UK trade body Oil and Gas UK (OGUK) has published figures showing North Sea offshore installations have cut staff numbers by 40% since the start of the Covid-19 coronavirus outbreak.
It showed 7,000 workers are currently operating North Sea installations; in an average week, the number would be approximately 11,500.
In a briefing last week, OGUK said companies were bringing staff down to minimal levels to negate coronavirus risks. Health and safety director Trevor Stapleton emphasised the importance of also reducing the number of workers on each helicopter flight.
He said current safety measures involve temperature screenings and passengers filling in a questionnaire on their recent health before take-off. Offshore, platforms are staggering working hours to stop employees all using the canteen at the same time.
Encouraging crew reductions, Stapleton said there may be fewer catering staff members due to there being fewer mouths to feed. However, he said: “In terms of minimum manning, do not pick on the cleaning staff, as cleaning remains a top priority.”
The trade body has also advised making all cabins single-occupancy. Several operators, including Shell and Sinopec, have made changes to enable this.
He added he was aware of the difficulties and risks to workers reaching their homes after returning. He said OGUK was forming a logistics network to deal with this, but couldn’t make promises.
Stapleton said: “To the workforce, if you’ve got any concerns make sure that you raise them, and we’ll do out damnedest to make sure that they’re addressed.”
Staff “dumped” during coronavirus

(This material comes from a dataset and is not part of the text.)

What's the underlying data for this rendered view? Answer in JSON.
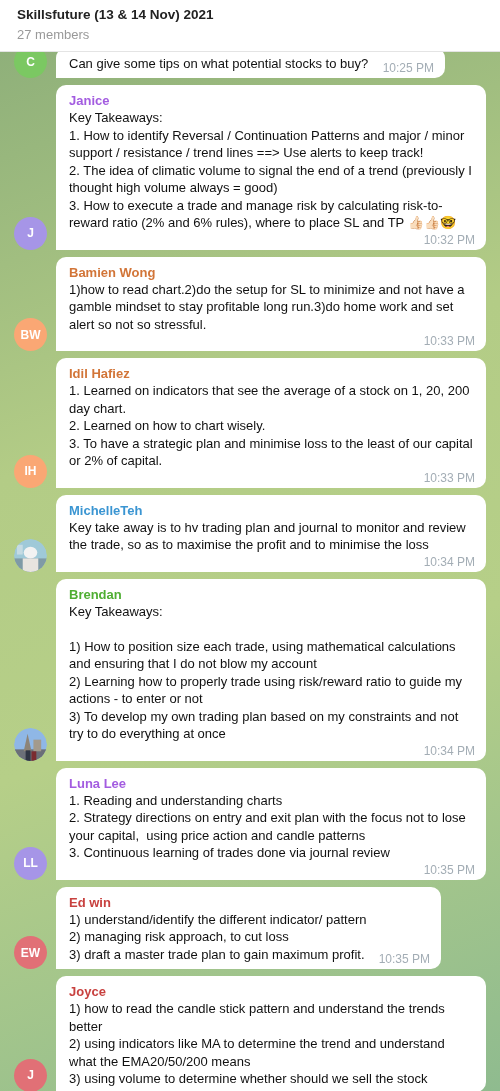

Responding to the employment report, offshore workers’ union RMT general secretary Mick Cash said: “Oil and gas companies are unilaterally sending staff home with no regard to their future income, work or health.
“Employers have failed to engage with offshore trade unions over standardising the industry’s response to coronavirus, even when there have been cases diagnosed on North Sea platforms, yet the UK Government stands by and watches thousands of skilled energy workers being dumped without any comment whatsoever.”
Last week, analysts warned the current reduction in staff numbers could persist into 2021.